Two key Brexit-related Bills were introduced into Parliament in November: the Taxation (Cross-border Trade) Bill 2017-19 and the Trade Bill 2017-2019. David Davis also announced that a Withdrawal Agreement and Implementation Bill (which will implement into UK law the major policies in any withdrawal agreement agreed between the UK and the EU) will be brought forward once the UK has reached an agreement with the EU.
Taxation (Cross-border Trade) Bill 2017-19
One of the government’s key Brexit Bills, the Taxation (Cross-border Trade) Bill 2017-19, was introduced into Parliament towards the end of November. Parts 1 and 2 of the Bill provide for a new standalone customs regime, which is largely based on existing EU law that is directly applicable in the UK. This legislative framework covers a “contingency scenario” in which no agreement is reached and also builds in flexibility to cater for the range of possible Brexit negotiated outcomes, including an implementation period.

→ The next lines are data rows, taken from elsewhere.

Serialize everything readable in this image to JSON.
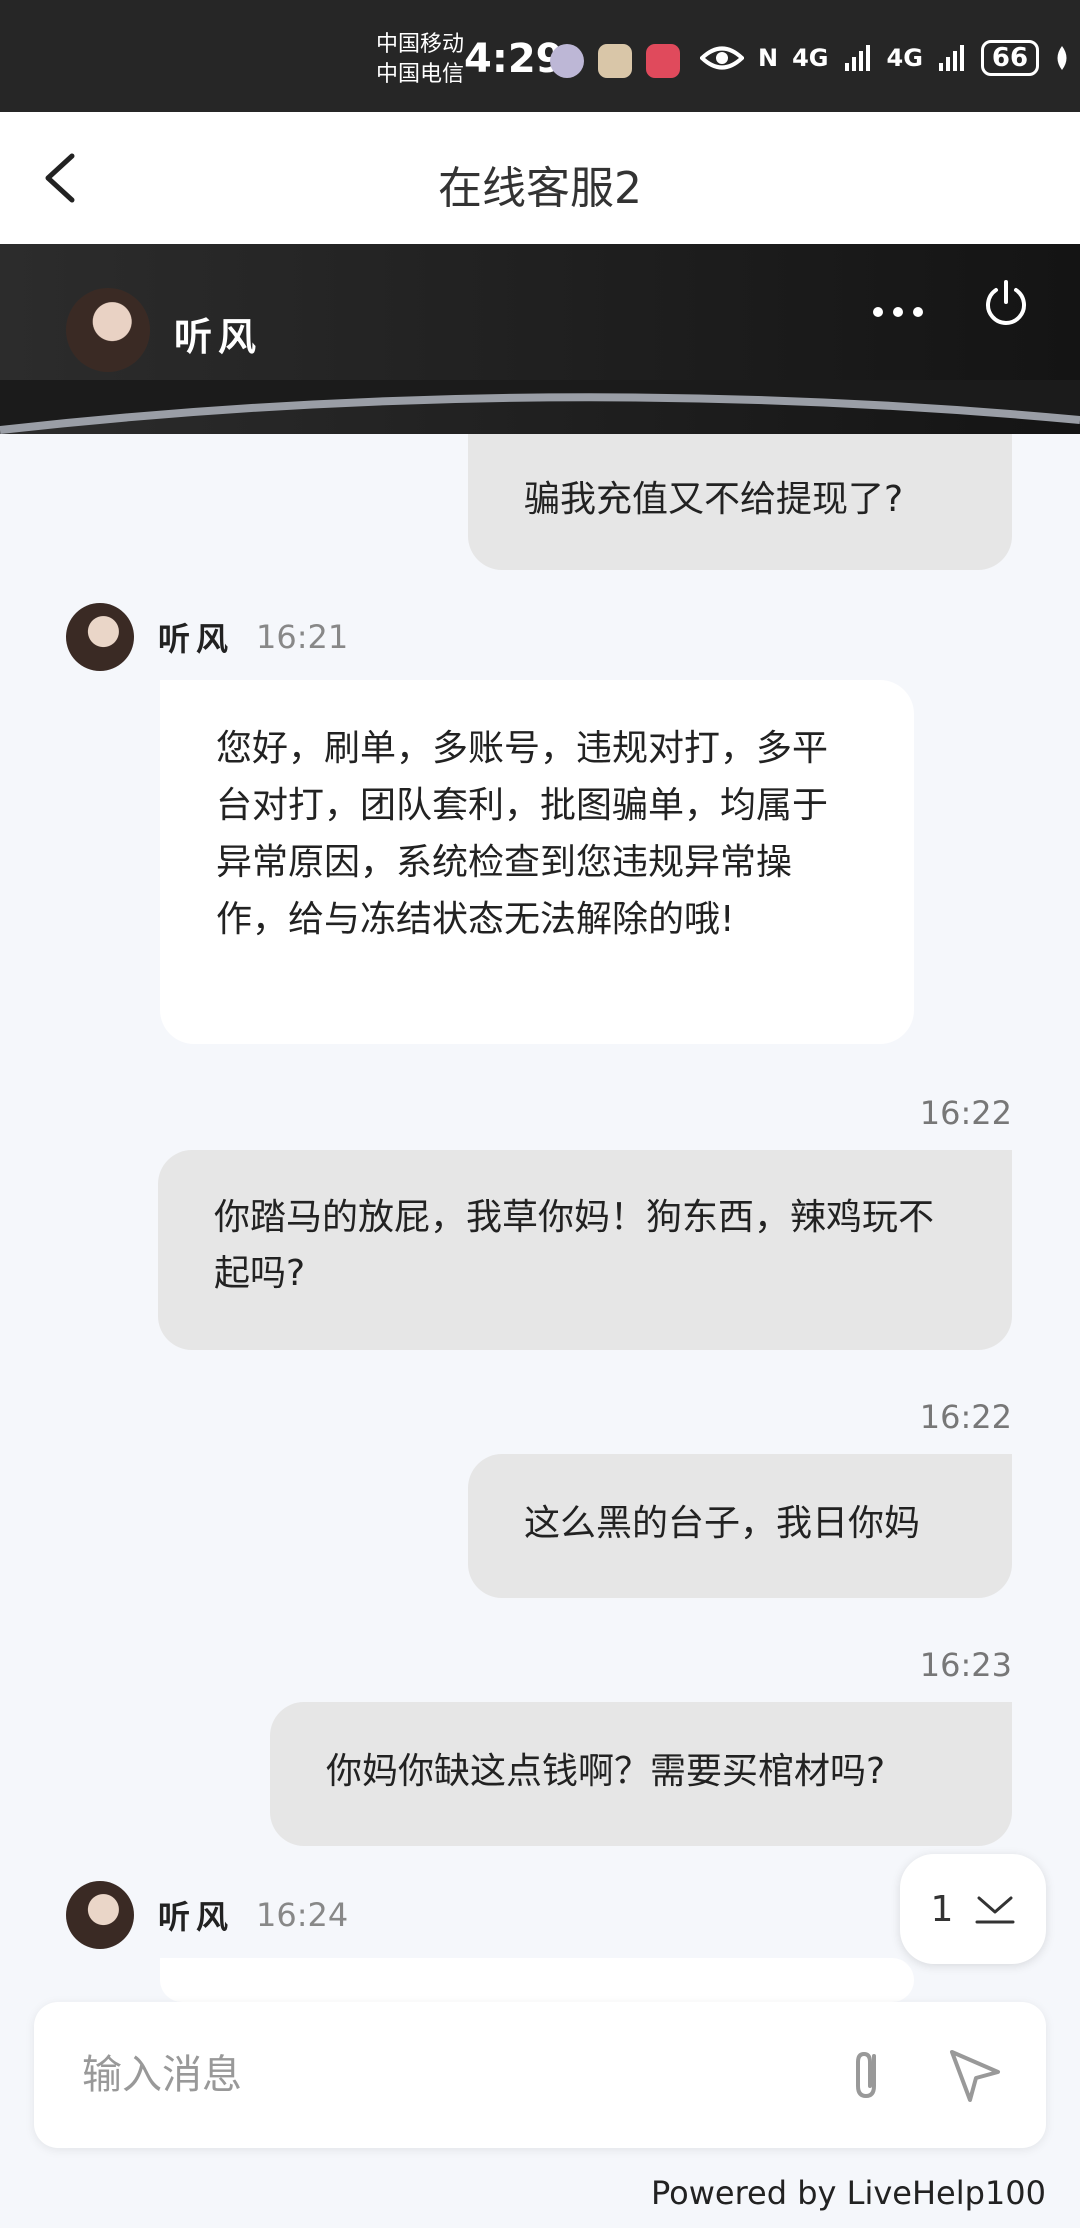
{
  "status_bar": {
    "carrier_1": "中国移动",
    "carrier_2": "中国电信",
    "time": "4:29",
    "network_1": "4G",
    "network_2": "4G",
    "battery": "66"
  },
  "header": {
    "title": "在线客服2"
  },
  "agent": {
    "name": "听风"
  },
  "messages": [
    {
      "type": "out",
      "text": "骗我充值又不给提现了?"
    },
    {
      "type": "in",
      "sender": "听风",
      "time": "16:21",
      "text": "您好，刷单，多账号，违规对打，多平台对打，团队套利，批图骗单，均属于异常原因，系统检查到您违规异常操作，给与冻结状态无法解除的哦!"
    },
    {
      "type": "out",
      "time": "16:22",
      "text": "你踏马的放屁，我草你妈！狗东西，辣鸡玩不起吗?"
    },
    {
      "type": "out",
      "time": "16:22",
      "text": "这么黑的台子，我日你妈"
    },
    {
      "type": "out",
      "time": "16:23",
      "text": "你妈你缺这点钱啊？需要买棺材吗?"
    },
    {
      "type": "in",
      "sender": "听风",
      "time": "16:24",
      "text": ""
    }
  ],
  "scroll_badge": {
    "count": "1"
  },
  "input": {
    "placeholder": "输入消息"
  },
  "footer": {
    "powered": "Powered by LiveHelp100"
  }
}
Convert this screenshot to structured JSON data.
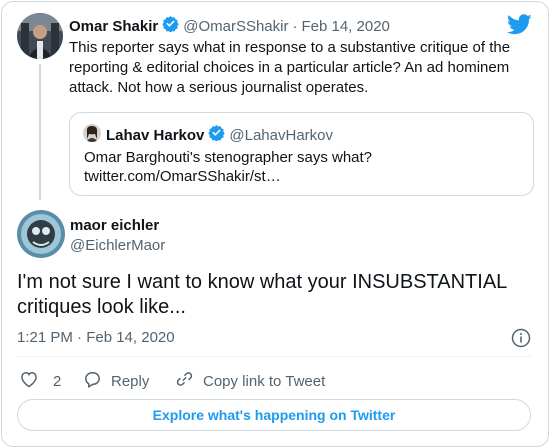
{
  "colors": {
    "accent": "#1d9bf0",
    "muted": "#536471",
    "border": "#cfd9de"
  },
  "original_tweet": {
    "author_name": "Omar Shakir",
    "handle": "@OmarSShakir",
    "separator": "·",
    "date": "Feb 14, 2020",
    "text": "This reporter says what in response to a substantive critique of the reporting & editorial choices in a particular article? An ad hominem attack. Not how a serious journalist operates."
  },
  "quoted_tweet": {
    "author_name": "Lahav Harkov",
    "handle": "@LahavHarkov",
    "text_line1": "Omar Barghouti's stenographer says what?",
    "text_line2": "twitter.com/OmarSShakir/st…"
  },
  "main_tweet": {
    "author_name": "maor eichler",
    "handle": "@EichlerMaor",
    "text": "I'm not sure I want to know what your INSUBSTANTIAL critiques look like...",
    "timestamp": "1:21 PM · Feb 14, 2020"
  },
  "actions": {
    "like_count": "2",
    "reply_label": "Reply",
    "copy_label": "Copy link to Tweet"
  },
  "footer": {
    "explore_label": "Explore what's happening on Twitter"
  },
  "icons": [
    "twitter-bird-icon",
    "verified-badge-icon",
    "info-icon",
    "heart-icon",
    "reply-icon",
    "link-icon"
  ]
}
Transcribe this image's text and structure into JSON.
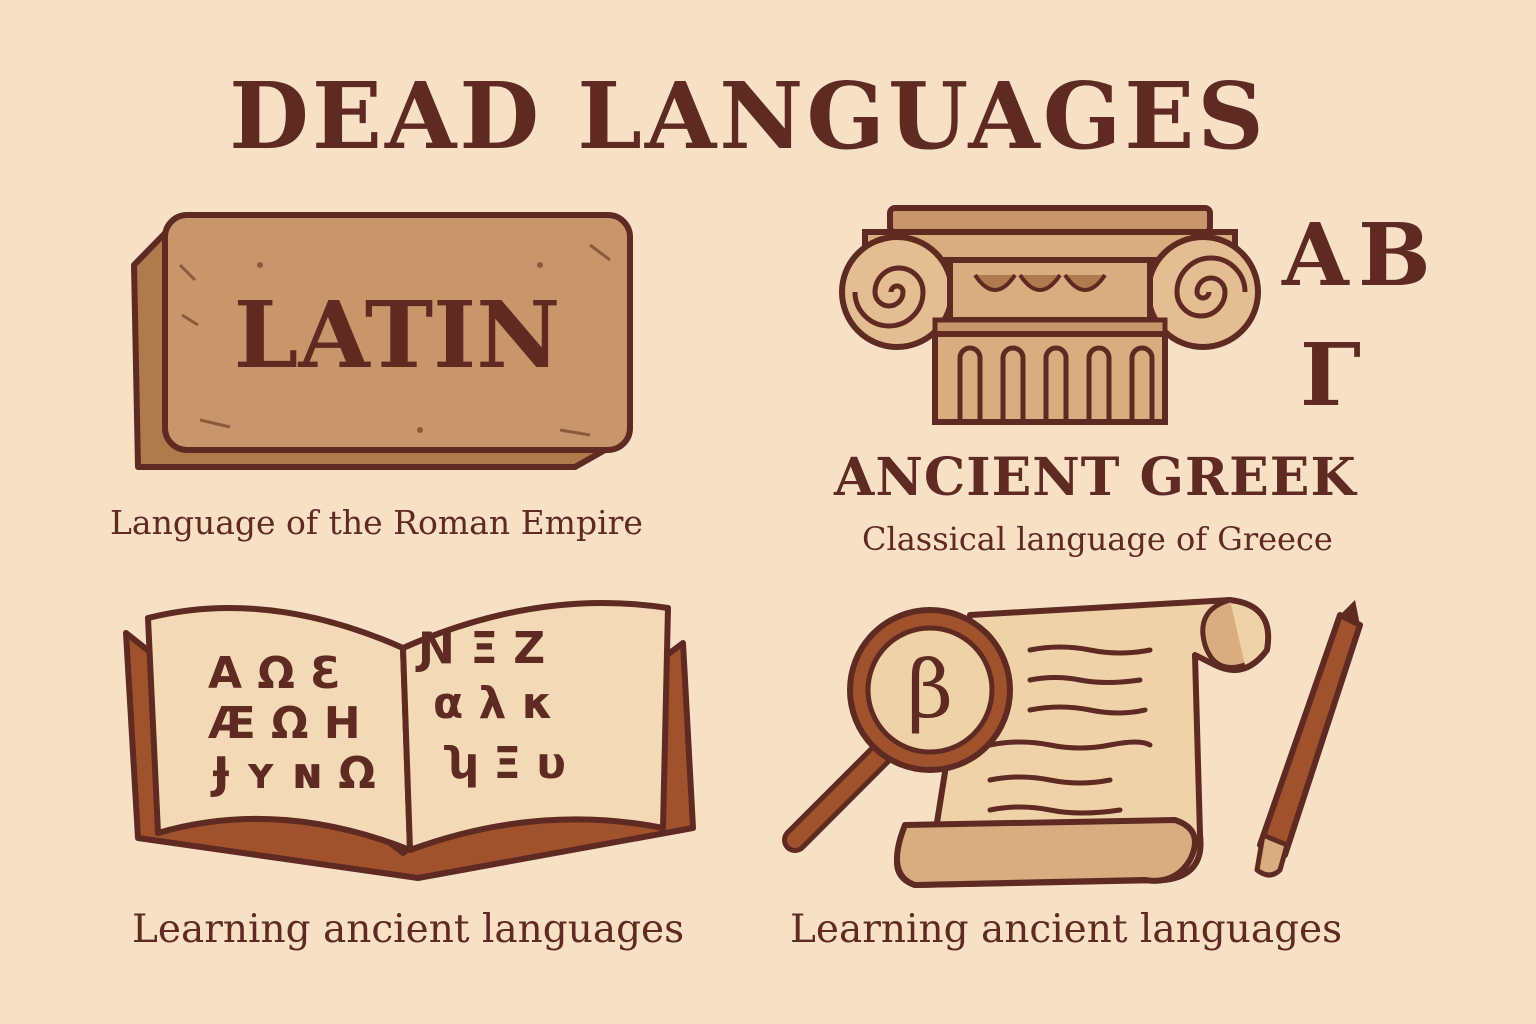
{
  "title": "DEAD LANGUAGES",
  "latin": {
    "tablet_text": "LATIN",
    "caption": "Language of the Roman Empire"
  },
  "greek": {
    "letters": [
      "Α",
      "Β",
      "Γ"
    ],
    "heading": "ANCIENT GREEK",
    "caption": "Classical language of Greece"
  },
  "book": {
    "left_page_rows": [
      "Α Ω Ɛ",
      "Æ Ω Η",
      "Ɉ ʏ ɴ Ω"
    ],
    "right_page_rows": [
      "Ɲ Ξ Ζ",
      "α λ κ",
      "ʮ Ξ υ"
    ],
    "caption": "Learning ancient languages"
  },
  "scroll": {
    "magnified_letter": "β",
    "caption": "Learning ancient languages"
  },
  "colors": {
    "background": "#f7e0c4",
    "ink": "#5e2a22",
    "stone": "#c9956a",
    "parchment": "#f3d9b5",
    "wood": "#a0522d"
  },
  "icons": [
    "stone-tablet-icon",
    "ionic-column-icon",
    "open-book-icon",
    "magnifying-glass-icon",
    "scroll-icon",
    "pencil-icon"
  ]
}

Trade Bill 2017-2019
A new Brexit-related Trade Bill was introduced into Parliament on 7 November. The government states that the Bill will, among other things, create powers to assist in the transition of over 40 existing trade agreements between the EU and other countries.
At the end of November, the Department for International Trade (DIT) launched a call for evidence to identify UK businesses with interests in existing EU trade remedy measures. The call for evidence is being made to ensure readiness for the UK’s withdrawal from the EU as the DIT prepares a new independent UK trade remedies framework. Trade remedies are currently an EU competence. Responses should be submitted by 12.00pm on 30 March 2018. The London Market Group (LMG) also published a paper with proposals for a future trading relationship between the EU and the UK. The main elements of the LMG’s proposals relate to a free trade agreement, a transition period and the withdrawal agreement.
Withdrawal Agreement and Implementation Bill
On 13 November 2017, the Secretary of State for Exiting the European Union, David Davis, announced that a Withdrawal Agreement and Implementation Bill will implement into UK law the major policies in any withdrawal agreement agreed between the UK and the EU. The government will bring forward this new Bill once the UK has reached an agreement with the EU. The government expects the Bill to cover the contents of the withdrawal agreement, which will include issues such as an agreement on citizens’ rights, any financial settlement and the details of an implementation period agreed between both sides.
European Union (Withdrawal) Bill 2017-19
The House of Commons Procedure Committee published an interim report on scrutiny of delegated legislation under the European Union (Withdrawal) Bill 2017-19 (EU Withdrawal Bill) in early November. The initial form of the EU Withdrawal Bill proposed to empower ministers to correct primary legislation by way of secondary legislation (known as a “Henry VIII power”) according to the (Parliamentary) negative resolution procedure. The committee’s interim report recognised “widespread concern” about scrutiny measures for such delegated legislation, which in its view “do not go far enough”.
On 17 November 2017, the House of Commons’ Exiting the European Union Committee (ExEU committee) published a report on the EU Withdrawal Bill. Among other things, the report noted that evidence the ExEU committee received revealed no consistent view as to the legislative scope or effects of the EU Withdrawal Bill. It perceives this as a sign of risk that the Bill may not achieve the legal certainty after exit day that it aims to.
Sixth round of Brexit negotiations
The sixth round of Article 50 negotiations between the UK and the EU were held over two days on 9-10 November 2017. The discussions focused on the three main withdrawal issues: citizens’ rights, the financial settlement and Northern Ireland/Ireland. The European Council will reassess the state of progress in the negotiations at its next meeting, which is scheduled for 14-15 December 2017.
Brexit and environmental standards
The Environment Secretary, Michael Gove, announced the government’s plans for a new, independent body for environmental standards in mid-November. Following Brexit, it will take over and improve on the role currently undertaken by the European Commission of holding the UK government and others to account. A new policy statement, which will draw on the EU’s current environmental principles, will set out the environmental principles that will underpin future UK policy-making and enforcement.
Brexit and UK competition policy
At the start of the month, the House of Lords EU Internal Market Sub-Committee published written evidence provided by the Department for Business, Energy and Industrial Strategy (BEIS) to the inquiry on the impact of Brexit on UK competition policy in which BEIS explained that transitional arrangements for competition cases (antitrust and merger control) are being considered as part of EU exit negotiations.
Later in the month, the Sub-Committee published a letter from BEIS clarifying the estimated increased workload of the Competition and Markets Authority after leaving the EU, and written evidence from the Competition Appeal Tribunal on the impact of Brexit on UK competition policy. The most immediate impact is likely to be in the area of merger control.
Brexit and European company law
On 21 November, the European Commission published a notice to stakeholders on the withdrawal of the UK from the EU and EU rules on company law, which is intended to remind private parties of the legal repercussions that need to considered when the UK becomes a third country. The Commission states that as of the withdrawal date, the EU rules in the field of company law will no longer apply to the UK.